Fetal exposure to a maternal low protein diet impairs nephrogenesis and promotes hypertension in the rat

Life Sci. 1999;64(11):965-74. doi: 10.1016/s0024-3205(99)00022-3.


Epidemiological evidence suggests that hypertension and coronary heart disease are programmed by exposure to a poor diet during intrauterine life. It has been proposed that the prenatal environment may exert an adverse effect on the development of the kidney and hence later control of blood pressure. These assertions are supported by animal experiments. In the rat, fetal exposure to a maternal low protein diet is associated with disproportionate patterns of fetal growth and later elevation of blood pressure.
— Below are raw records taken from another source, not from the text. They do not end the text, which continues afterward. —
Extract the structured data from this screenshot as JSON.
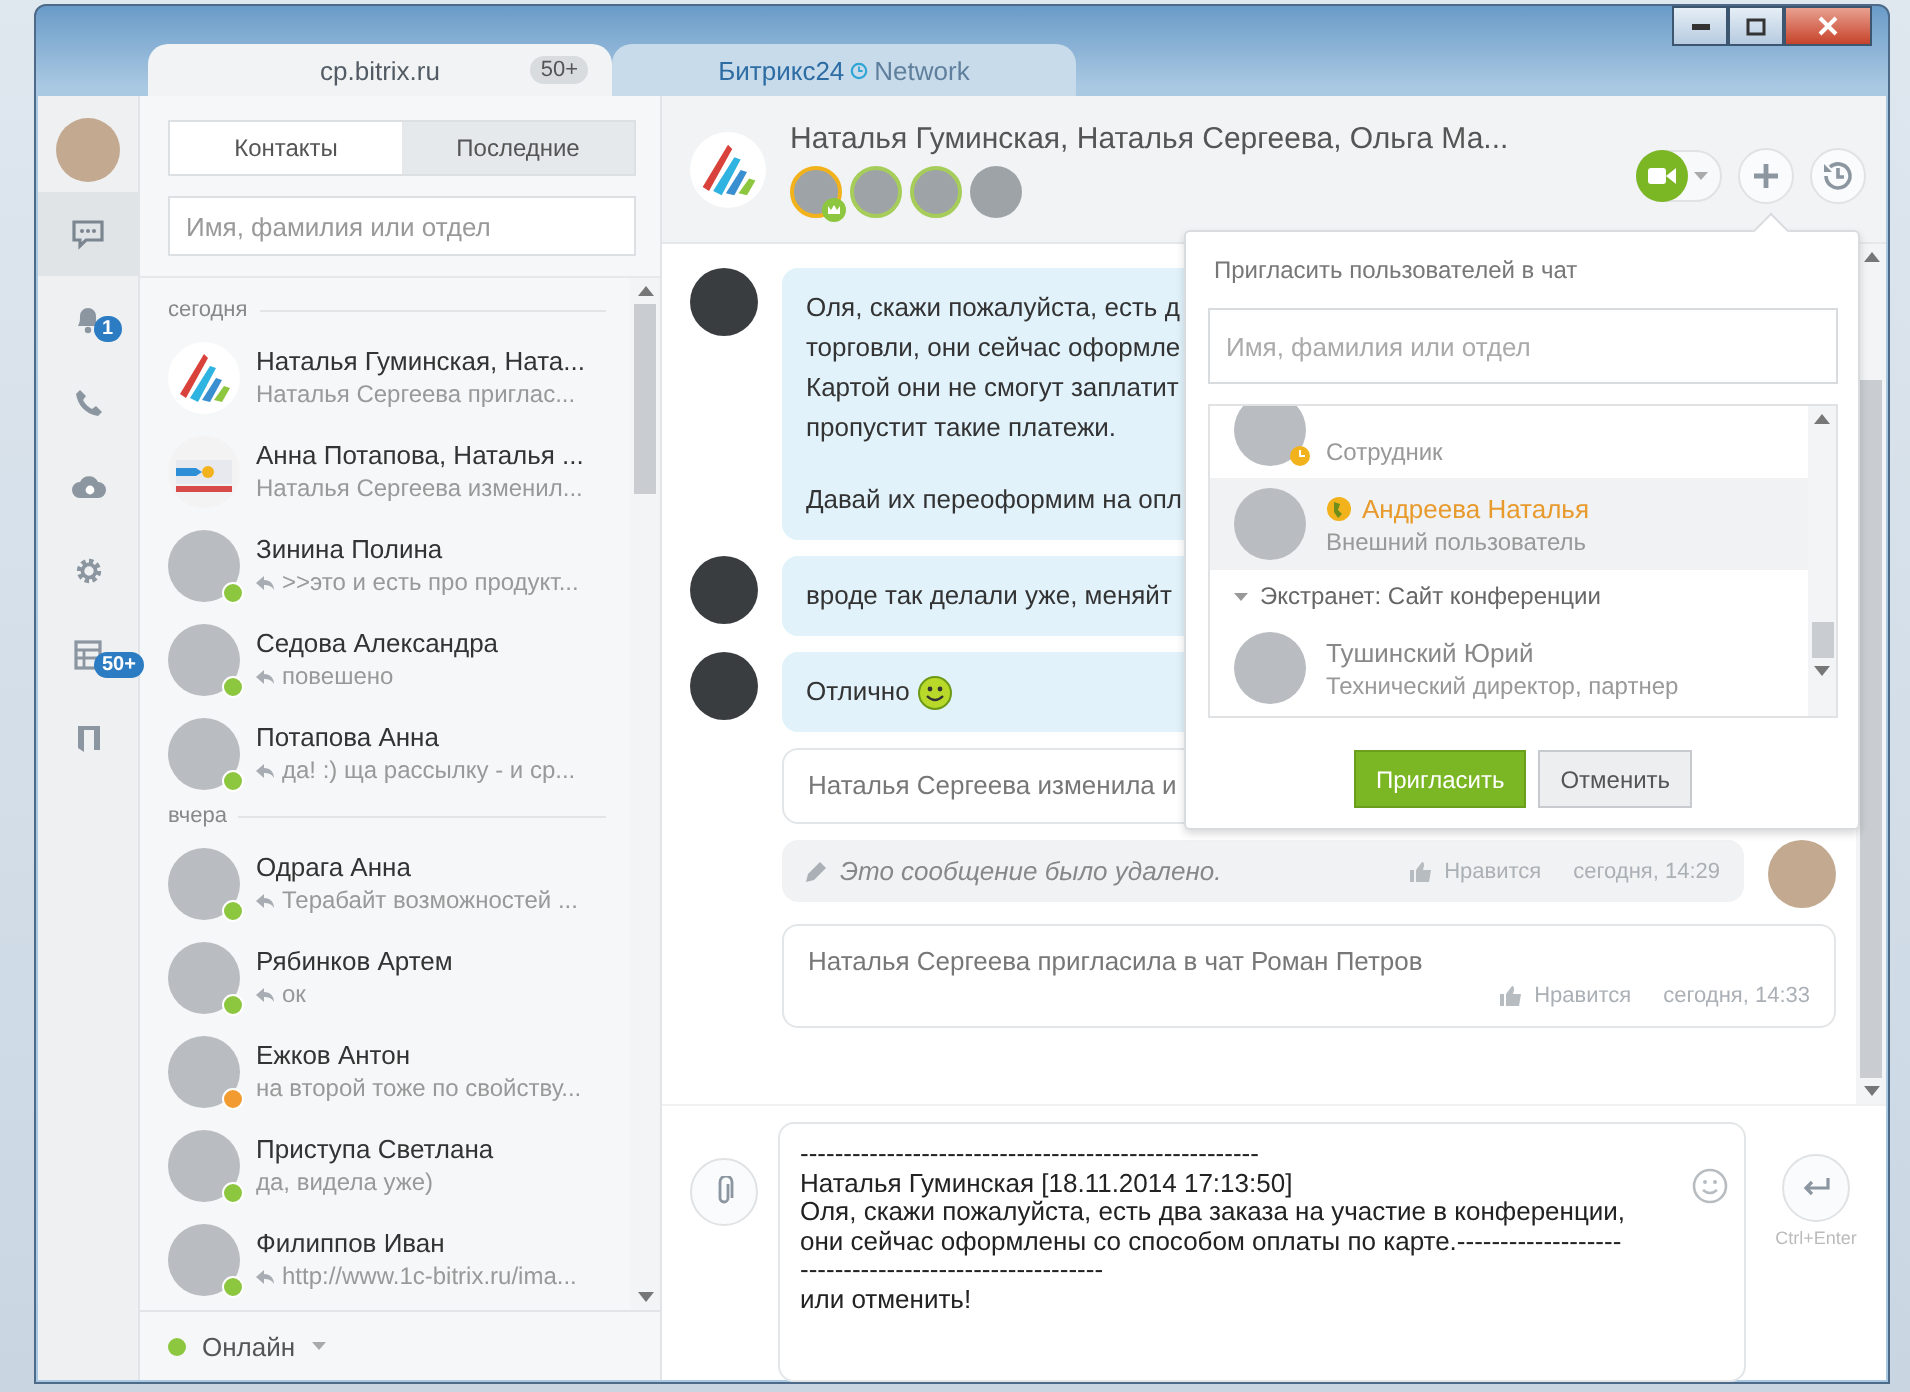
{
  "window_tabs": [
    {
      "label": "cp.bitrix.ru",
      "badge": "50+",
      "selected": true
    },
    {
      "label": "Битрикс24",
      "label2": "Network",
      "selected": false
    }
  ],
  "rail": [
    {
      "kind": "avatar",
      "selected": false
    },
    {
      "kind": "chat",
      "selected": true
    },
    {
      "kind": "bell",
      "badge": "1",
      "selected": false
    },
    {
      "kind": "phone",
      "selected": false
    },
    {
      "kind": "cloud",
      "selected": false
    },
    {
      "kind": "gear",
      "selected": false
    },
    {
      "kind": "grid",
      "badge": "50+",
      "selected": false
    },
    {
      "kind": "book",
      "selected": false
    }
  ],
  "contacts": {
    "tabs": [
      {
        "label": "Контакты",
        "selected": true
      },
      {
        "label": "Последние",
        "selected": false
      }
    ],
    "search": {
      "placeholder": "Имя, фамилия или отдел"
    },
    "groups": [
      {
        "title": "сегодня",
        "items": [
          {
            "name": "Наталья Гуминская, Ната...",
            "preview": "Наталья Сергеева приглас...",
            "kind": "group",
            "replied": false
          },
          {
            "name": "Анна Потапова, Наталья ...",
            "preview": "Наталья Сергеева изменил...",
            "kind": "group2",
            "replied": false
          },
          {
            "name": "Зинина Полина",
            "preview": ">>это и есть про продукт...",
            "kind": "person",
            "replied": true,
            "online": true
          },
          {
            "name": "Седова Александра",
            "preview": "повешено",
            "kind": "person",
            "replied": true,
            "online": true
          },
          {
            "name": "Потапова Анна",
            "preview": "да! :) ща рассылку - и ср...",
            "kind": "person",
            "replied": true,
            "online": true
          }
        ]
      },
      {
        "title": "вчера",
        "items": [
          {
            "name": "Одрага Анна",
            "preview": "Терабайт возможностей ...",
            "kind": "person",
            "replied": true,
            "online": true
          },
          {
            "name": "Рябинков Артем",
            "preview": "ок",
            "kind": "person",
            "replied": true,
            "online": true
          },
          {
            "name": "Ежков Антон",
            "preview": "на второй тоже по свойству...",
            "kind": "person",
            "replied": false,
            "away": true
          },
          {
            "name": "Приступа Светлана",
            "preview": "да, видела уже)",
            "kind": "person",
            "replied": false,
            "online": true
          },
          {
            "name": "Филиппов Иван",
            "preview": "http://www.1c-bitrix.ru/ima...",
            "kind": "person",
            "replied": true,
            "online": true
          }
        ]
      }
    ],
    "status": {
      "label": "Онлайн",
      "color": "#8dc63f"
    }
  },
  "chat": {
    "title": "Наталья Гуминская, Наталья Сергеева, Ольга Ма...",
    "members": [
      {
        "owner": true,
        "online": true
      },
      {
        "owner": false,
        "online": true
      },
      {
        "owner": false,
        "online": true
      },
      {
        "owner": false,
        "online": false
      }
    ],
    "messages": [
      {
        "kind": "bubble",
        "paragraphs": [
          [
            "Оля, скажи пожалуйста, есть д",
            "торговли, они сейчас оформле",
            "Картой они не смогут заплатит",
            "пропустит такие платежи."
          ],
          [
            "Давай их переоформим на опл"
          ]
        ]
      },
      {
        "kind": "bubble",
        "paragraphs": [
          [
            "вроде так делали уже, меняйт"
          ]
        ]
      },
      {
        "kind": "bubble",
        "paragraphs": [
          [
            "Отлично"
          ]
        ],
        "smiley": true
      },
      {
        "kind": "system",
        "text": "Наталья Сергеева изменила и"
      },
      {
        "kind": "deleted",
        "text": "Это сообщение было удалено.",
        "like": "Нравится",
        "time": "сегодня, 14:29"
      },
      {
        "kind": "system",
        "text": "Наталья Сергеева пригласила в чат Роман Петров",
        "like": "Нравится",
        "time": "сегодня, 14:33"
      }
    ],
    "compose": {
      "value": "-----------------------------------------------------\nНаталья Гуминская [18.11.2014 17:13:50]\nОля, скажи пожалуйста, есть два заказа на участие в конференции,\nони сейчас оформлены со способом оплаты по карте.-------------------\n-----------------------------------\nили отменить!",
      "send_hint": "Ctrl+Enter"
    }
  },
  "invite": {
    "title": "Пригласить пользователей в чат",
    "search": {
      "placeholder": "Имя, фамилия или отдел"
    },
    "items": [
      {
        "kind": "user",
        "role": "Сотрудник",
        "away": true,
        "selected": false
      },
      {
        "kind": "user",
        "name": "Андреева Наталья",
        "role": "Внешний пользователь",
        "extranet": true,
        "selected": true
      },
      {
        "kind": "header",
        "name": "Экстранет: Сайт конференции",
        "expanded": true
      },
      {
        "kind": "user",
        "name": "Тушинский Юрий",
        "role": "Технический директор, партнер",
        "selected": false
      }
    ],
    "buttons": [
      {
        "label": "Пригласить",
        "kind": "primary"
      },
      {
        "label": "Отменить",
        "kind": "secondary"
      }
    ]
  }
}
Pregnant female rats were fed control (18% casein) or low protein diets throughout pregnancy, or during specific periods. Nephron number was determined at day 20 gestation, full term and 4 weeks of age. Exposure to low protein throughout gestation, or in mid-late gestation increased total nephron number at day 20. By term nephron number was reduced, relative to controls, in rats that were undernourished between days 8-14 or 15-22 gestation. At 4 weeks postnatally rats exposed to low protein throughout fetal life had a reduced (13%) nephron complement and blood pressures 13 mmHg above control animals. Lower renal size and elevated blood pressure persisted to 19 weeks of age, at which time glomerular filtration rate was normal. The data are consistent with the hypothesis that maternal undernutrition may programme the renal nephron number and hence impact upon adult blood pressure and the development of renal disease.

Publication types

  • Research Support, Non-U.S. Gov't

MeSH terms

  • Animals
  • Female
  • Hemodynamics
  • Hypertension / etiology*
  • Kidney / embryology*
  • Nephrons / embryology
  • Pregnancy
  • Pregnancy Complications / physiopathology*
  • Protein Deficiency / complications
  • Protein Deficiency / physiopathology*
  • Rats
  • Rats, Wistar